  • LetsGoViral January 2, 2011 on 12:28 pm

    Nothing still beats being able to speak the specific language. Also, I’d like to see how they translate such languages as Chinese, Japaneses and Korean.

  • Richard Graham January 19, 2011 on 12:07 pm

    A far simpler solution was proposed, in fact, “guaranteed,” over a hundred 40 years or so ago. The teaching of a Universal Auxiliary Language planet wide. You would learn two languages from the beginning, never to be lost in idiom, context or meaning. Adopting a UAL would free all these folks for more important and urgent tasks!

    • narsey Richard Graham March 20, 2013 on 5:23 am

      “never to be lost in idiom, context or meaning”?

      Even if people learn this “UAL”, people will augment and change the language to reflect culture. Then you’re back at square one. See the divergence of Portuguese between the continental variety and Brazil, or feel okay not knowing why one of the varieties will laugh when you call a football jersey a camisola!

  • SrixonValdez January 19, 2011 on 6:28 pm

    I’d like to see them translate the african languages where people ‘cluck’ ‘whistle’ or make other noises to communicate. I’ve always wanted to know what they are saying

  • narsey March 20, 2013 on 5:16 am

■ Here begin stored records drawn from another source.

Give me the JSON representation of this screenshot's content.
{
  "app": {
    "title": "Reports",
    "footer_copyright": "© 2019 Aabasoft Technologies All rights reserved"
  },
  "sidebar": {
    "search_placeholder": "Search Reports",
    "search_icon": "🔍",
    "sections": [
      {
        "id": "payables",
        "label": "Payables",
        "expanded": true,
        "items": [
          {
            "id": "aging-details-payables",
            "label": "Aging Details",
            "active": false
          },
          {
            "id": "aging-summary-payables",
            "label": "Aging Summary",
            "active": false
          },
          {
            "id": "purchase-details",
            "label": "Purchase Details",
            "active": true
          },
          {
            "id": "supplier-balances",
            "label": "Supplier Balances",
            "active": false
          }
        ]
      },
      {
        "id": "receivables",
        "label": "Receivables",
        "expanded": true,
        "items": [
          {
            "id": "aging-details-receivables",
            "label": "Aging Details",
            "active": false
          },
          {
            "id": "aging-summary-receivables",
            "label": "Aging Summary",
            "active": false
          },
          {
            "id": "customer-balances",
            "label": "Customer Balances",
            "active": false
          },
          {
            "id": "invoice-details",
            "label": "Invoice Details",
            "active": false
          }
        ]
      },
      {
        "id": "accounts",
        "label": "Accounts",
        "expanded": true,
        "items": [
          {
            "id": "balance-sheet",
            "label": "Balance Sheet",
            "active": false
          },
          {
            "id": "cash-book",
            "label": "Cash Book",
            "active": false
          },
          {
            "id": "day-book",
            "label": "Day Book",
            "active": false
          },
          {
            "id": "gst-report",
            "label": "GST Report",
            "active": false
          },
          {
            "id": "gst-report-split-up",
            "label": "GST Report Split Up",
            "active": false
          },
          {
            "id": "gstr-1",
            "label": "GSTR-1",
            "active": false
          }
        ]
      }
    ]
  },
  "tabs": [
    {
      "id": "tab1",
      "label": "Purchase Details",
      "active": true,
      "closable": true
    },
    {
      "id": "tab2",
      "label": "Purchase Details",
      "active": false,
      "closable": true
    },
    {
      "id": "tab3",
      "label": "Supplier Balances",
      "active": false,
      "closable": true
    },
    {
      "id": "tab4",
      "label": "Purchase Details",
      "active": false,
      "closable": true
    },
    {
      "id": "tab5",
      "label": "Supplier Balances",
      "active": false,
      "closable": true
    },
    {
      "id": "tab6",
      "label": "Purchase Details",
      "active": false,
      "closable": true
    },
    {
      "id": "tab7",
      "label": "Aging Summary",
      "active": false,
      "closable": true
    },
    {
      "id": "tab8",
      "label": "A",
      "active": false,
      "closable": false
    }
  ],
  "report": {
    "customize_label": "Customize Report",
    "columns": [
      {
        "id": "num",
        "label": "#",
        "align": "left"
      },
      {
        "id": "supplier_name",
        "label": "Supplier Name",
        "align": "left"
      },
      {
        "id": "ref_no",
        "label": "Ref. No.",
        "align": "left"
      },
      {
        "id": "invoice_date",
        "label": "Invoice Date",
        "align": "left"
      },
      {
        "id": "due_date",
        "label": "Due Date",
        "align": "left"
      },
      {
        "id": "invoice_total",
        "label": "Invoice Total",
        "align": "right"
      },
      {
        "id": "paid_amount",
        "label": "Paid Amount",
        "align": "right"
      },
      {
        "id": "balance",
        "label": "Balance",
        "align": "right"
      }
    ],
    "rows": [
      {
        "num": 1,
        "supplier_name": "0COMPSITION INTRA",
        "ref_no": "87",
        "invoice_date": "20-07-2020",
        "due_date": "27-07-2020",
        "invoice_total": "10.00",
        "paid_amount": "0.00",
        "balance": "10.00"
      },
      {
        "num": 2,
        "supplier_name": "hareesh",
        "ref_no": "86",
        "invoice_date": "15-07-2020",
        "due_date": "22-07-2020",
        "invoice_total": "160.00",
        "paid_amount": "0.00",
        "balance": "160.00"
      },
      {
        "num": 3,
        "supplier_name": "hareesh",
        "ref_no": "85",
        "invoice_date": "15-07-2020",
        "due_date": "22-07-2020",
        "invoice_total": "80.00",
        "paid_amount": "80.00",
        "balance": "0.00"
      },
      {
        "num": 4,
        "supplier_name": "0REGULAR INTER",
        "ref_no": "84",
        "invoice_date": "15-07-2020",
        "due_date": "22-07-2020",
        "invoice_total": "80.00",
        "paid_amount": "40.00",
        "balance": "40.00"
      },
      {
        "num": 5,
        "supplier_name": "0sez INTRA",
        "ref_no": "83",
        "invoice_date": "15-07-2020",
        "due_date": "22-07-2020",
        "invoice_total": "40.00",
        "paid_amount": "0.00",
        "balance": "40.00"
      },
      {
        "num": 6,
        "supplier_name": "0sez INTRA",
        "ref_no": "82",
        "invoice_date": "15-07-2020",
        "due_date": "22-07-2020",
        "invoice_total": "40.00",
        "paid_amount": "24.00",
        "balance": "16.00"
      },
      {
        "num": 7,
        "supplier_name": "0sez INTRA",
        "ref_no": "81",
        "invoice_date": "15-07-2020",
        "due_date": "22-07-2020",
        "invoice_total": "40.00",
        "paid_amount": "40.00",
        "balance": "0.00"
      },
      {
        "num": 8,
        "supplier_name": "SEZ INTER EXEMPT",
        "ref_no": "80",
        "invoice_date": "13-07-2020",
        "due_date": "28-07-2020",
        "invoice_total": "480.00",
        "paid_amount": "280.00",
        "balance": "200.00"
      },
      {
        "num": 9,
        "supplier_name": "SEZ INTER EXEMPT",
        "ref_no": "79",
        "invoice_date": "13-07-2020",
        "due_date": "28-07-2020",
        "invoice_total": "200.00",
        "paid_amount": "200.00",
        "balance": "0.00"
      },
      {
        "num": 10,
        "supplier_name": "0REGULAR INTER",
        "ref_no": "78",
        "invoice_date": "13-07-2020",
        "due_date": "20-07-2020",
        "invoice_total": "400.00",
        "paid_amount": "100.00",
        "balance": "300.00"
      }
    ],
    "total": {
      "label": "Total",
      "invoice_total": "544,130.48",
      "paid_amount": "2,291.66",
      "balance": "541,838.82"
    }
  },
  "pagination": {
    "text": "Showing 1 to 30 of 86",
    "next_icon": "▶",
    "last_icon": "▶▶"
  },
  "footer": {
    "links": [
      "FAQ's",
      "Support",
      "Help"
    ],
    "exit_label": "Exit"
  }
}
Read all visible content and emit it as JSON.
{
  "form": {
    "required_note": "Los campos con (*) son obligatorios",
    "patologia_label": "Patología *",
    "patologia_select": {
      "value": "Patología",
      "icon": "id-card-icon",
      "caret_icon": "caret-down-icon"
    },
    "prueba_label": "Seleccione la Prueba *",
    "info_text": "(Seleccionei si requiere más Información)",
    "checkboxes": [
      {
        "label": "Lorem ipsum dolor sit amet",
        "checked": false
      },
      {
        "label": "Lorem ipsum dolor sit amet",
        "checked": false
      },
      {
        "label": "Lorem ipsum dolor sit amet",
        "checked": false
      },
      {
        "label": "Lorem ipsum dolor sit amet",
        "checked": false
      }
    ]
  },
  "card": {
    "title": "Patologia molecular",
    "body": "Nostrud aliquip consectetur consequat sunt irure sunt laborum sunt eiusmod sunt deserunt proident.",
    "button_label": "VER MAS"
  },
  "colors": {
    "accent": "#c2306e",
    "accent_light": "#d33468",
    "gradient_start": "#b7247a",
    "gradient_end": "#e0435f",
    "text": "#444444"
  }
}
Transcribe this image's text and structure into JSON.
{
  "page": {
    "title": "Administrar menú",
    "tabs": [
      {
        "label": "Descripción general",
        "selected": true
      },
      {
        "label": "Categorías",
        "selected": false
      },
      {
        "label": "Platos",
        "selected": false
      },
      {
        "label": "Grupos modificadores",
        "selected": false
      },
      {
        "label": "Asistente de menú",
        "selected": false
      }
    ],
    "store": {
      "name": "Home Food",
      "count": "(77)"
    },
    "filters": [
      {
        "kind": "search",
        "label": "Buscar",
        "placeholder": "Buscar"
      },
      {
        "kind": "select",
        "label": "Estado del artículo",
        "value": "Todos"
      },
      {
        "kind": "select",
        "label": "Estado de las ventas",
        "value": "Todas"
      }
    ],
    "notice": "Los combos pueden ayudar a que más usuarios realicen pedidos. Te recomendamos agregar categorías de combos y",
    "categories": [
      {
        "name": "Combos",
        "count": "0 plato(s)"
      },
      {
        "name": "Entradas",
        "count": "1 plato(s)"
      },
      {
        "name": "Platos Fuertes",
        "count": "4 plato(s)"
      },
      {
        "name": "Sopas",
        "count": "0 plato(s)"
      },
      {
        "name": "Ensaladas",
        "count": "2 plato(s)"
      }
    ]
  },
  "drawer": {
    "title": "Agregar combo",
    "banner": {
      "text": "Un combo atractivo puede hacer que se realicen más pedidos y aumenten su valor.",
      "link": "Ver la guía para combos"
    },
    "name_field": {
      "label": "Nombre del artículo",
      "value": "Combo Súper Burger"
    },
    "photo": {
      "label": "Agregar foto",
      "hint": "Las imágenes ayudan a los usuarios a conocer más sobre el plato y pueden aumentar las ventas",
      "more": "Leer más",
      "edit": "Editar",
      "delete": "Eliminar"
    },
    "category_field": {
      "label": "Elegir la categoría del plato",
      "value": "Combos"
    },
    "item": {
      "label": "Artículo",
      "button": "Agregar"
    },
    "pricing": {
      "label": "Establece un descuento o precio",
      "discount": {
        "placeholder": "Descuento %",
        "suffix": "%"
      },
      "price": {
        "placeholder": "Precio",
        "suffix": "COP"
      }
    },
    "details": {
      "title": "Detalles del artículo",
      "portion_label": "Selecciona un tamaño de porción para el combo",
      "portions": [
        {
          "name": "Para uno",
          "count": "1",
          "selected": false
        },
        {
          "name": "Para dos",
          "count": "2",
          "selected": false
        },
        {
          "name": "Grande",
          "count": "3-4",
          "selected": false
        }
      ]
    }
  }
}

    This article may understand some computer science, but I it’s extremely clear that the author doesn’t understand how translators do their work. Translators don’t translate linguistics. They translate culture, which is what language truly embeds. Culture shifts too quickly and depends too much on a population sample to ever be completely and 100% accurately translated by a machine, no matter how fast our computers get (there’s always an upper bound on the ever expanding volume of data that can be efficiently evaluated). Translation careers aren’t in danger at all. They will merely change to incorporate the new technology and improve already existing assisted translation technology. Many popular science articles like this were written in the late 70s and early 80s that surmised the end of the musician with the advent of synths and computer generated music. How wrong they were.